WHAT TO DO:
Report back every line in the data that includes the string "view".

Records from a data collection

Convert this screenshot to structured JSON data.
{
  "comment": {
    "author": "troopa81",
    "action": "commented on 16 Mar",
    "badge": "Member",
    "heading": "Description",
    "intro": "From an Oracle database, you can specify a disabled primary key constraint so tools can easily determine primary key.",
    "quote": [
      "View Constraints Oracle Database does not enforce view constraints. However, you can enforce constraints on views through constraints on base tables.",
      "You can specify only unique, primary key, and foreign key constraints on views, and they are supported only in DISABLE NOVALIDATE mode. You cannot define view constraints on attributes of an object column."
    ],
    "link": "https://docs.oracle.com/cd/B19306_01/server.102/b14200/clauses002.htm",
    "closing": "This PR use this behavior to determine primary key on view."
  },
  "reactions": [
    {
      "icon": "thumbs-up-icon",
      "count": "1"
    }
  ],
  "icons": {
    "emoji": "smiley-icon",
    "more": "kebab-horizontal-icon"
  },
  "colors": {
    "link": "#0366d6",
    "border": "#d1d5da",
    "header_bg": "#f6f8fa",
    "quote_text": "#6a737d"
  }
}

FINAL ANSWER:
      "View Constraints Oracle Database does not enforce view constraints. However, you can enforce constraints on views through constraints on base tables.",
      "You can specify only unique, primary key, and foreign key constraints on views, and they are supported only in DISABLE NOVALIDATE mode. You cannot define view constraints on attributes of an object column."
    "closing": "This PR use this behavior to determine primary key on view."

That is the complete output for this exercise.